The Legend of Zelda: Spirit Tracks

JP: Zelda no Densetsu: Daichi no Kiteki
Developed in Japan by Nintendo
Published by Nintendo
Released in 2009 for the Nintendo DS

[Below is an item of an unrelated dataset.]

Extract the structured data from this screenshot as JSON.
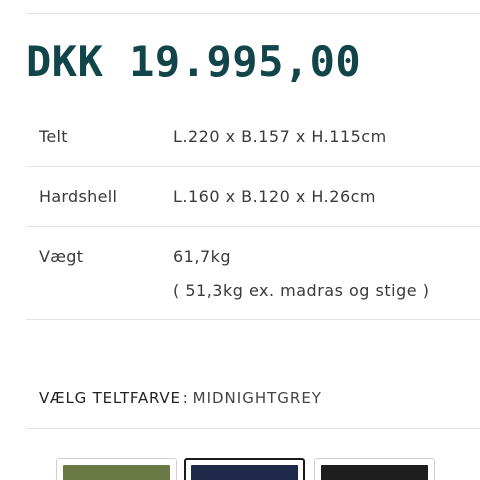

Where do you even begin when discussing a mess like Spirit Tracks? In moving forward a game series associated with open, sprawling worlds, the chief method of travel is a train. Yes, the vehicle that is attached to rails. Even worse, this travel method is a glorified loading screen, requiring the bare minimum commitment (shooting crap with a cannon as it impedes your progress) in order to slog from one place to another. Upon reaching your destination, you’ll find a world of level design that neglects the lessons of Link to the Past and Link’s Awakening, where dungeons were the puzzles, not the individual rooms within each dungeon. In Spirit Tracks, dungeon design alternates between a series of painfully easy action sequences and a gauntlet of simple real-time strategy missions. Wait, what? Yes, Zelda pairs with Link to fulfill “play as the girl” on the marketing checklist, haunting suits of armor that are controlled in real-time with the stylus. In-fact, everything in this action game uses the stylus or the microphone. It sucks. And somehow, “awful control scheme” is far from the worst thing to be found in this game.